ICBC shares dropped 0.8 percent to HK$5.17 at the close of trading in Hong Kong, the first decline in three days. The stock trades at 6.4 times estimated earnings, down from a multiple of 9.9 a year earlier, according to data compiled by Bloomberg.
The sale is the fourth and biggest by value for New York-based Goldman Sachs. The U.S. securities firm raised $1.1 billion in November selling shares in ICBC at HK$4.88 each.
The deal represents about 40 percent of Goldman Sachs’ 8.78 billion shares of ICBC as of Dec. 31, according to data compiled by Bloomberg. As of Dec. 31, Goldman Sachs owned $4.71 billion of ICBC stock on its own balance sheet, down from $7.59 billion a year earlier, according to the New York-based company’s annual filing with the U.S. Securities and Exchange Commission.
Goldman Sachs and funds affiliated with Goldman Sachs remain ICBC’s second-biggest holder of H shares, based on the shareholding data of the Chinese lender’s Hong Kong-traded stock.
The company’s stake in Beijing-based ICBC generated a $517 million pretax loss in 2011 compared with a $747 million gain a year earlier, the firm disclosed on Jan. 18. Goldman Sachs, which acquired its ICBC stock in 2006, doesn’t report other individual stock investments in Asia in its annual filing.
“Investment banks need a healthy profit,” said Mehta. “I don’t think Goldman needs the capital as much as others. It’s certainly not urgent to have a distressed sale on the part of Goldman, but it just reflects they need a healthy profit from this transaction.”
Temasek has been increasing holdings in China Construction Bank Corp. and Bank of China Ltd. as global lenders divest. It bought 3.77 billion shares of China Construction Bank from Bank of America on Nov. 11, increasing its stake in the second-largest Chinese lender by value, and raised its investment in Bank of China, the nation’s fourth biggest, to 7.07 percent from 6.96 percent after buying 97.1 million shares in August.
“Temasek’s underlying strategy is investing in growth areas like China and key sectors like banks and this is essentially an opportunity that came up,” said Song Seng Wun, a regional economist at CIMB Research Pte in Singapore. “Asia is likely to lead the growth in the near-to-middle term, so all these deals are essentially to anchor that, and banks are basically the lifeline and heart of any economy.”

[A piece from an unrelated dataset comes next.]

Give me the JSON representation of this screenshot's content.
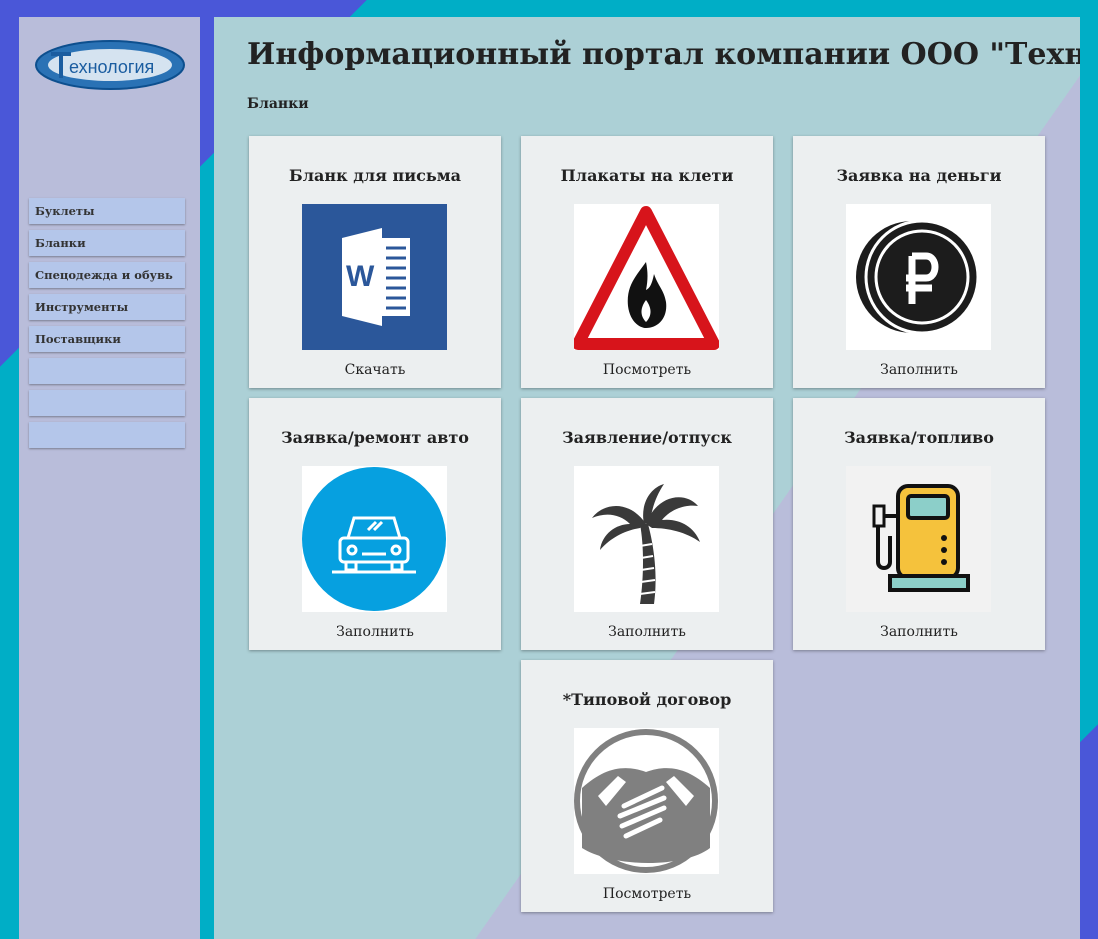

The Singapore investment fund, which managed S$193 billion ($154 billion) as of March 2011, said in a statement today that the purchase will give it a deemed interest of 5.3 percent in the Hong Kong-listed shares of ICBC, which includes stakes held by its units and associates.
ICBC widened its lead as the world’s most profitable lender last month after reporting a 17 percent increase in fourth-quarter net income. The percentage of financial services companies in Temasek’s holdings rose to 36 percent from 35 percent as of March 2011.
Citigroup Inc. last month sold its entire stake in Shanghai Pudong Development Bank Co. nine years after the purchase for an after-tax gain of $349 million. Bank of America sold 10.4 billion shares of China Construction Bank in November for a profit of about $1.8 billion, leaving it with a 1 percent stake.
The overseas firms touted the strategic nature of their investments and pledged to work with their Chinese counterparts on everything from risk management to information systems.
Goldman Sachs will continue to reduce its stake in ICBC because of the capital required to be held against the investment, said Michael Werner, a senior banks analyst at Sanford C Bernstein & Co. in Hong Kong.
The bank “purchased its stake in ICBC when it was a broker-dealer,” said Werner. “Now that it is a bank holding company, which means higher capital requirements and subject to the Dodd-Frank rule, it is much less attractive to hold its stake in ICBC.”
Goldman Sachs converted to a bank holding company and accepted $10 billion in government rescue funds in 2008. The Dodd-Frank Act subjects the largest banks to higher capital requirements.